I had the pleasure of visiting two different independents. B & V Auto Parts was very progressive. Stringent inventory practices and a large area for display between the counter and the doors. They even have an area to resurface brake drums and rotors. It felt very U.S.-based parts supplier.

Advertisement

Our second stop was very different. It is located in two old houses, and they knocked out doorways on each floor. Expreso Auto Parts does an incredible Internet business. They have an entire room of people dedicated to constant social media and selling parts.

As different as these two were, there were similarities. Each carried a good-better-best product lineup, but the difference from the U.S. is that when you look at the shelves, there might be 15 different manufacturers within each segment. All parts are numbered with one person’s numbering system, but there is no brand consistency. I noticed one segment that had a particular brand’s numbering but not a single example of their product. This is driven by the extreme price sensitivity in the market.

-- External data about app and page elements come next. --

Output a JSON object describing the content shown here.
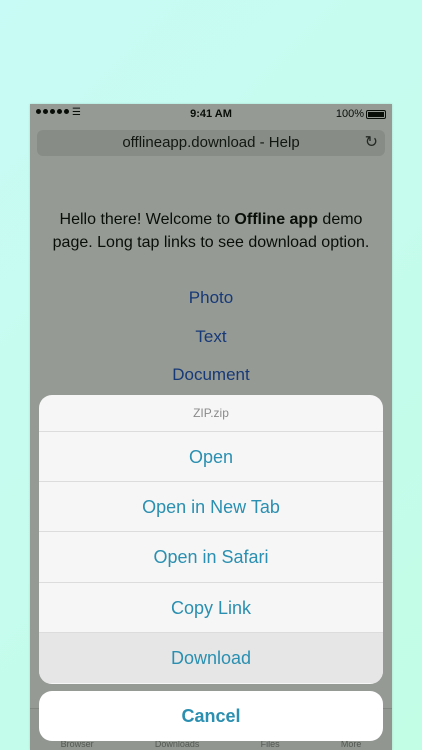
{
  "status_bar": {
    "time": "9:41 AM",
    "battery": "100%",
    "wifi_icon": "wifi-icon"
  },
  "browser": {
    "url_title": "offlineapp.download - Help",
    "reload_icon": "reload-icon"
  },
  "page": {
    "welcome_prefix": "Hello there! Welcome to ",
    "welcome_bold": "Offline app",
    "welcome_suffix": " demo page. Long tap links to see download option.",
    "links": [
      "Photo",
      "Text",
      "Document"
    ]
  },
  "tab_bar": [
    "Browser",
    "Downloads",
    "Files",
    "More"
  ],
  "action_sheet": {
    "title": "ZIP.zip",
    "actions": [
      "Open",
      "Open in New Tab",
      "Open in Safari",
      "Copy Link",
      "Download"
    ],
    "cancel": "Cancel"
  },
  "colors": {
    "accent": "#2a8fb0",
    "link": "#1b4fc8",
    "background": "#c4fcee"
  }
}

Advertisement

While the PR market is an extension of all of us in the U.S., it is certainly different. The contrasts were stark. I really appreciated the glimpse into it for the day. I am not sure if it’s a look at the future or the past. Either way, it shows the flexibility and creativity of the aftermarket and a great reminder of our ability to adapt and keep the fleet rolling.

Advertisement
Click to comment
Connect
BodyShop Business